**RECORDS:**

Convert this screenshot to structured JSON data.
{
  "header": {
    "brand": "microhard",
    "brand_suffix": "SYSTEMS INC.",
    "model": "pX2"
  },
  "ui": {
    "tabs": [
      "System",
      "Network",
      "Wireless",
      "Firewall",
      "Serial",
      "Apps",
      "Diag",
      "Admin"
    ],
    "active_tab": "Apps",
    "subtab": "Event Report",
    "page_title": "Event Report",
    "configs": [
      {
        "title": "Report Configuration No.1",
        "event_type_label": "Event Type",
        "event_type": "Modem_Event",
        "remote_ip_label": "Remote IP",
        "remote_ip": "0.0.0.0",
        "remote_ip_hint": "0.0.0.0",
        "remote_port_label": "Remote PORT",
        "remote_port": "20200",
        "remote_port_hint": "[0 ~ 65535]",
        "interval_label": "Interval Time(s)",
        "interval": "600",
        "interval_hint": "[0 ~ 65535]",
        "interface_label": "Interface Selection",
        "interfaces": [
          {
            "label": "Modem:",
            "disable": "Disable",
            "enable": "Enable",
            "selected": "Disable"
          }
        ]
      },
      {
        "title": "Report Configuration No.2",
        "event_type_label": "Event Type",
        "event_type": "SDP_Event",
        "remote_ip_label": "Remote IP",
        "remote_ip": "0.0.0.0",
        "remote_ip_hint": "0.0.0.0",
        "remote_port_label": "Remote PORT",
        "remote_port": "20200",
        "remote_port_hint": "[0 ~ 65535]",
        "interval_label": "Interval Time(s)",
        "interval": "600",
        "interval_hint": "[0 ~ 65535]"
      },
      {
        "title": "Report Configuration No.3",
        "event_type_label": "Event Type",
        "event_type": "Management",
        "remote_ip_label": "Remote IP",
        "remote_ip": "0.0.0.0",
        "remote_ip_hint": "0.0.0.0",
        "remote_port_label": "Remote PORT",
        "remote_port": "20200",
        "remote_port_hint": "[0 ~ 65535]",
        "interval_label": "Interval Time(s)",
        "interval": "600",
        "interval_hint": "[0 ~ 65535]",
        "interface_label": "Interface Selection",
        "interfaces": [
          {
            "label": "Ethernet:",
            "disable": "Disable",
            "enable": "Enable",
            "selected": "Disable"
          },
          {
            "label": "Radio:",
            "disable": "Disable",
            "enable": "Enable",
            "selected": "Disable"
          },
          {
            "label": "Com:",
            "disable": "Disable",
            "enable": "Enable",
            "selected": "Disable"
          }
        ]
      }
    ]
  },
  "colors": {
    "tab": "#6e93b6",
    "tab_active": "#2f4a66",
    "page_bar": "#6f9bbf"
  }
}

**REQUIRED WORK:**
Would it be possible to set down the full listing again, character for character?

**EXPECTED ANSWER:**
Convert this screenshot to structured JSON data.
{
  "header": {
    "brand": "microhard",
    "brand_suffix": "SYSTEMS INC.",
    "model": "pX2"
  },
  "ui": {
    "tabs": [
      "System",
      "Network",
      "Wireless",
      "Firewall",
      "Serial",
      "Apps",
      "Diag",
      "Admin"
    ],
    "active_tab": "Apps",
    "subtab": "Event Report",
    "page_title": "Event Report",
    "configs": [
      {
        "title": "Report Configuration No.1",
        "event_type_label": "Event Type",
        "event_type": "Modem_Event",
        "remote_ip_label": "Remote IP",
        "remote_ip": "0.0.0.0",
        "remote_ip_hint": "0.0.0.0",
        "remote_port_label": "Remote PORT",
        "remote_port": "20200",
        "remote_port_hint": "[0 ~ 65535]",
        "interval_label": "Interval Time(s)",
        "interval": "600",
        "interval_hint": "[0 ~ 65535]",
        "interface_label": "Interface Selection",
        "interfaces": [
          {
            "label": "Modem:",
            "disable": "Disable",
            "enable": "Enable",
            "selected": "Disable"
          }
        ]
      },
      {
        "title": "Report Configuration No.2",
        "event_type_label": "Event Type",
        "event_type": "SDP_Event",
        "remote_ip_label": "Remote IP",
        "remote_ip": "0.0.0.0",
        "remote_ip_hint": "0.0.0.0",
        "remote_port_label": "Remote PORT",
        "remote_port": "20200",
        "remote_port_hint": "[0 ~ 65535]",
        "interval_label": "Interval Time(s)",
        "interval": "600",
        "interval_hint": "[0 ~ 65535]"
      },
      {
        "title": "Report Configuration No.3",
        "event_type_label": "Event Type",
        "event_type": "Management",
        "remote_ip_label": "Remote IP",
        "remote_ip": "0.0.0.0",
        "remote_ip_hint": "0.0.0.0",
        "remote_port_label": "Remote PORT",
        "remote_port": "20200",
        "remote_port_hint": "[0 ~ 65535]",
        "interval_label": "Interval Time(s)",
        "interval": "600",
        "interval_hint": "[0 ~ 65535]",
        "interface_label": "Interface Selection",
        "interfaces": [
          {
            "label": "Ethernet:",
            "disable": "Disable",
            "enable": "Enable",
            "selected": "Disable"
          },
          {
            "label": "Radio:",
            "disable": "Disable",
            "enable": "Enable",
            "selected": "Disable"
          },
          {
            "label": "Com:",
            "disable": "Disable",
            "enable": "Enable",
            "selected": "Disable"
          }
        ]
      }
    ]
  },
  "colors": {
    "tab": "#6e93b6",
    "tab_active": "#2f4a66",
    "page_bar": "#6f9bbf"
  }
}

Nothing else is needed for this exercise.